MojoKid writes "Intel announced a set of new enterprise products today aimed at furthering its strengths in the TOP500 supercomputing market. As of today, the Chinese Tiahne-2 supercomputer (aka Milky Way 2) is now the fastest supercomputer on the planet at roughly ~54PFLOPs. Intel is putting its own major push behind heterogeneous computing with the Tianhe-2. Each node contains two Ivy Bridge sockets and three Xeon Phi cards. Each node, therefore, contains 422.4GFLOP/s in Ivy Bridge performance — but 3.43TFLOPs/s worth of Xeon Phi. In addition, we'll see new Xeons based on this technology later this year, in the 22nm E5-2600 V2 family, with up to 12 cores. The new chips will be built on Ivy Bridge technology and will offer up to 12 cores / 24 threads. The new Xeons, however, aren't really the interesting part of the story. Today, Intel is adding cards to the current Xeon Phi lineup — the 7120P, 3120P, 3120A, and 5120D. The 3120P and 3120A are the same card — the 'P' is passively cooled, while the "A" integrates a fan. Both of these solutions have 57 CPUs and 6GB of RAM. Intel states that they offer ~1TFLOP of performance, which puts them on par with the 5110P that launched last year, but with slightly less memory and presumably a lower price point. At the top of the line, Intel is introducing the 7120P and 7120X — the 7120P comes with an integrated heat spreader, the 7120X doesn't. Clock speeds are higher on this card, it has 61 cores instead of 60, 16GB of GDDR5, and 352GBps of memory bandwidth. Customers who need lots of cores and not much RAM can opt for one of the cheaper 3100 cards, while the 7100 family allows for much greater data sets."
An anonymous reader writes "China's Tianhe-2 is the world's fastest supercomputer, according to the latest semiannual Top 500 list of the 500 most powerful computer systems in the world.
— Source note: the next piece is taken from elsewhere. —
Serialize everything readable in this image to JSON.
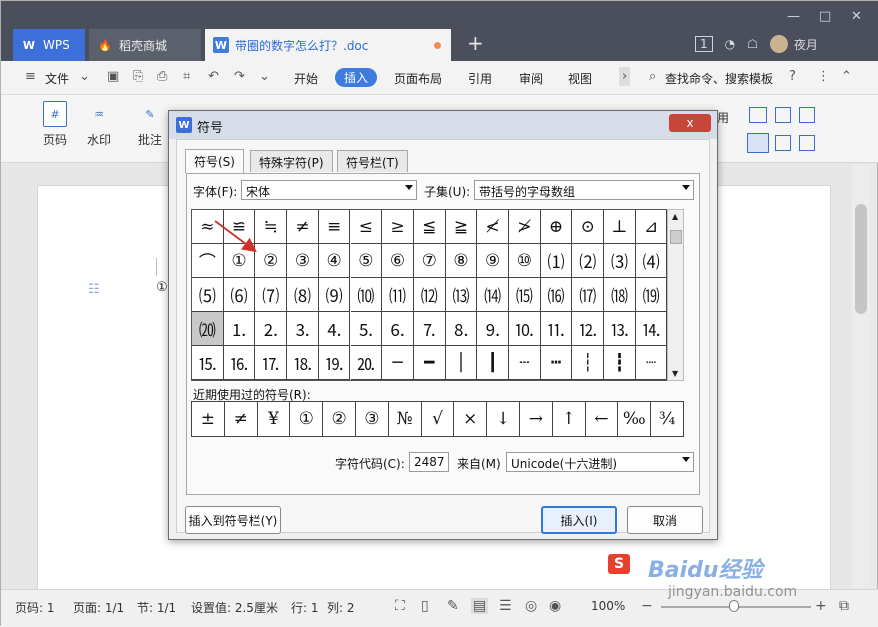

Developed by China's National University of Defense Technology, the system appeared two years ahead of schedule and will be deployed at the National Supercomputer Center in Guangzho, China, before the end of the year."
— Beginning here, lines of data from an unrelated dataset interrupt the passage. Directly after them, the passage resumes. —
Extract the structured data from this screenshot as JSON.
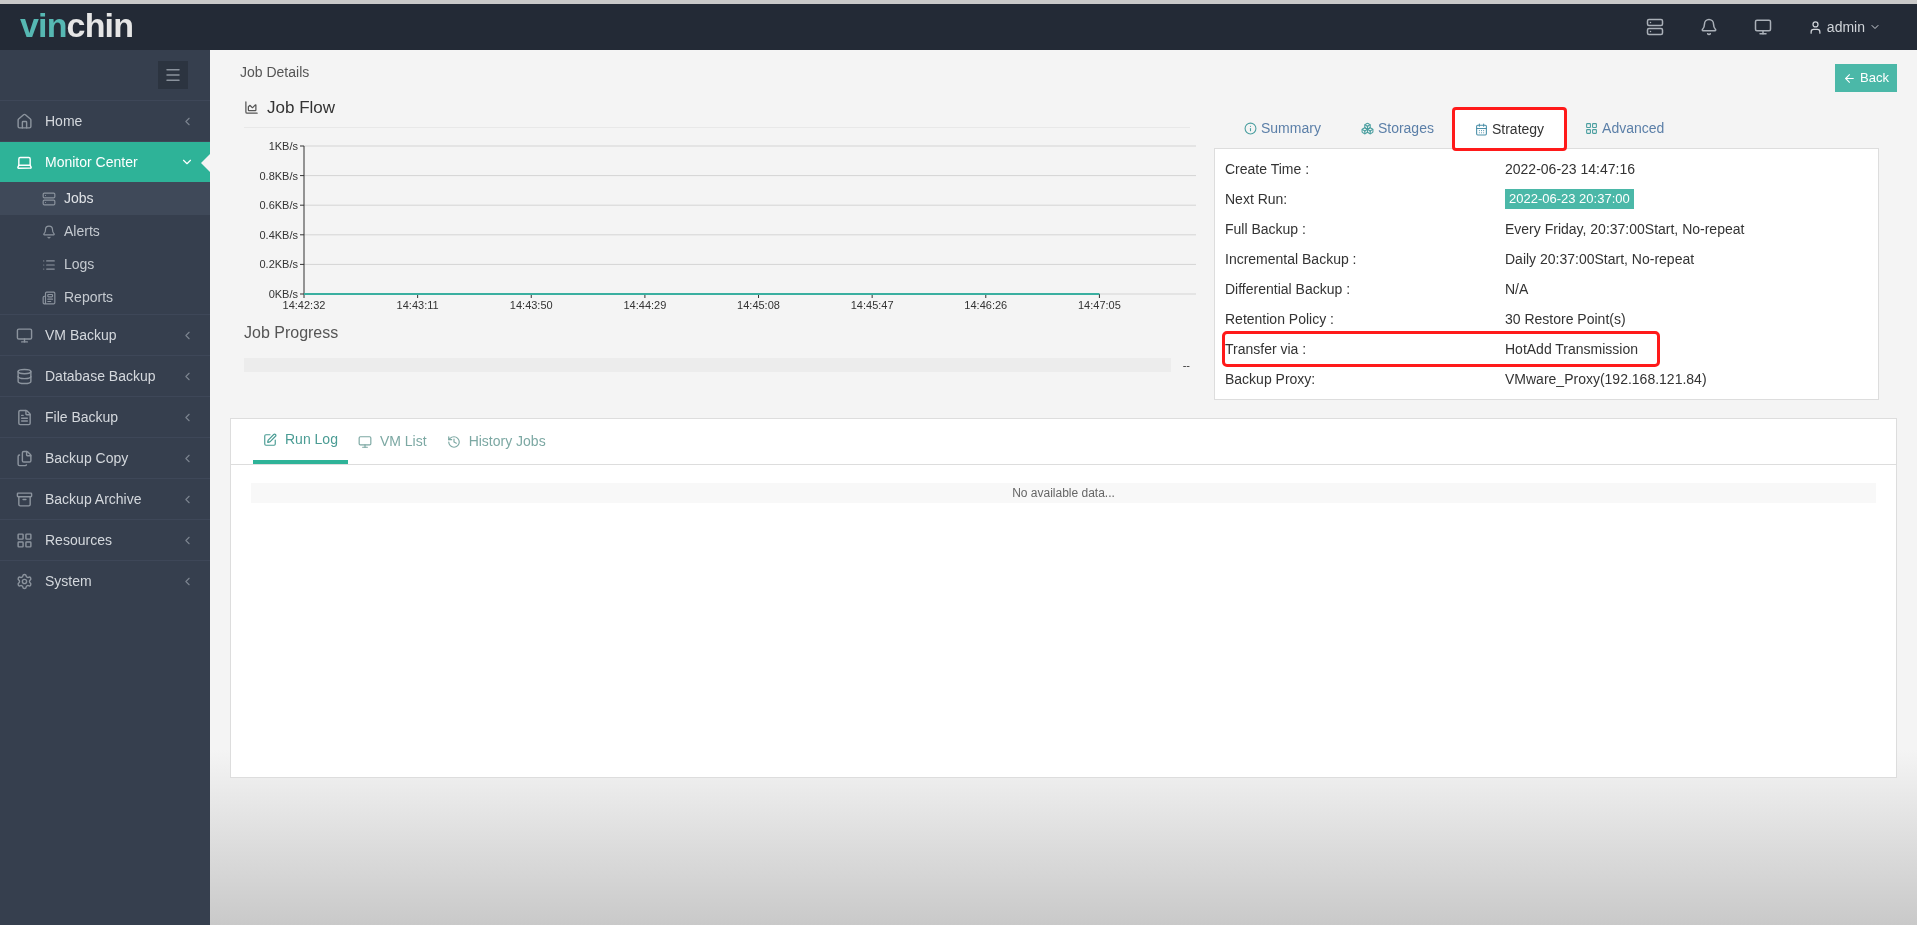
{
  "header": {
    "logo_part_1": "vin",
    "logo_part_2": "chin",
    "user": "admin"
  },
  "sidebar": {
    "items": [
      {
        "label": "Home",
        "selected": false,
        "expanded": false
      },
      {
        "label": "Monitor Center",
        "selected": true,
        "expanded": true,
        "children": [
          {
            "label": "Jobs",
            "selected": true
          },
          {
            "label": "Alerts",
            "selected": false
          },
          {
            "label": "Logs",
            "selected": false
          },
          {
            "label": "Reports",
            "selected": false
          }
        ]
      },
      {
        "label": "VM Backup",
        "selected": false,
        "expanded": false
      },
      {
        "label": "Database Backup",
        "selected": false,
        "expanded": false
      },
      {
        "label": "File Backup",
        "selected": false,
        "expanded": false
      },
      {
        "label": "Backup Copy",
        "selected": false,
        "expanded": false
      },
      {
        "label": "Backup Archive",
        "selected": false,
        "expanded": false
      },
      {
        "label": "Resources",
        "selected": false,
        "expanded": false
      },
      {
        "label": "System",
        "selected": false,
        "expanded": false
      }
    ]
  },
  "page_title": "Job Details",
  "back_button": "Back",
  "job_flow": {
    "title": "Job Flow",
    "chart_data": {
      "type": "line",
      "categories": [
        "14:42:32",
        "14:43:11",
        "14:43:50",
        "14:44:29",
        "14:45:08",
        "14:45:47",
        "14:46:26",
        "14:47:05"
      ],
      "series": [
        {
          "color": "#3aafa0",
          "values": [
            0,
            0,
            0,
            0,
            0,
            0,
            0,
            0
          ]
        }
      ],
      "grid": true,
      "ylim": [
        0,
        1
      ],
      "yticks": [
        {
          "value": 0,
          "label": "0KB/s"
        },
        {
          "value": 0.2,
          "label": "0.2KB/s"
        },
        {
          "value": 0.4,
          "label": "0.4KB/s"
        },
        {
          "value": 0.6,
          "label": "0.6KB/s"
        },
        {
          "value": 0.8,
          "label": "0.8KB/s"
        },
        {
          "value": 1,
          "label": "1KB/s"
        }
      ]
    }
  },
  "job_progress": {
    "title": "Job Progress",
    "level": 0,
    "reading": "--"
  },
  "detail_tabs": [
    {
      "label": "Summary",
      "selected": false,
      "highlighted": false
    },
    {
      "label": "Storages",
      "selected": false,
      "highlighted": false
    },
    {
      "label": "Strategy",
      "selected": true,
      "highlighted": true
    },
    {
      "label": "Advanced",
      "selected": false,
      "highlighted": false
    }
  ],
  "strategy": [
    {
      "label": "Create Time :",
      "value": "2022-06-23 14:47:16",
      "kind": "text",
      "highlighted": false
    },
    {
      "label": "Next Run:",
      "value": "2022-06-23 20:37:00",
      "kind": "badge",
      "highlighted": false
    },
    {
      "label": "Full Backup :",
      "value": "Every Friday, 20:37:00Start, No-repeat",
      "kind": "text",
      "highlighted": false
    },
    {
      "label": "Incremental Backup :",
      "value": "Daily 20:37:00Start, No-repeat",
      "kind": "text",
      "highlighted": false
    },
    {
      "label": "Differential Backup :",
      "value": "N/A",
      "kind": "text",
      "highlighted": false
    },
    {
      "label": "Retention Policy :",
      "value": "30 Restore Point(s)",
      "kind": "text",
      "highlighted": false
    },
    {
      "label": "Transfer via :",
      "value": "HotAdd Transmission",
      "kind": "text",
      "highlighted": true
    },
    {
      "label": "Backup Proxy:",
      "value": "VMware_Proxy(192.168.121.84)",
      "kind": "text",
      "highlighted": false
    }
  ],
  "log_tabs": [
    {
      "label": "Run Log",
      "selected": true
    },
    {
      "label": "VM List",
      "selected": false
    },
    {
      "label": "History Jobs",
      "selected": false
    }
  ],
  "log_empty": "No available data..."
}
aarondubrow writes "Researchers recently created OpenfMRI, a web-based, supercomputer-powered tool that makes it easier for researchers to process, share, compare and rapidly analyze fMRI brain scans from many different studies. Applying supercomputing to the fMRI analysis allows researchers to conduct larger studies, test more hypotheses, and accommodate the growing spatial and time resolution of brain scans. The ultimate goal is to collect enough brain data to develop a bottom-up understanding of brain function."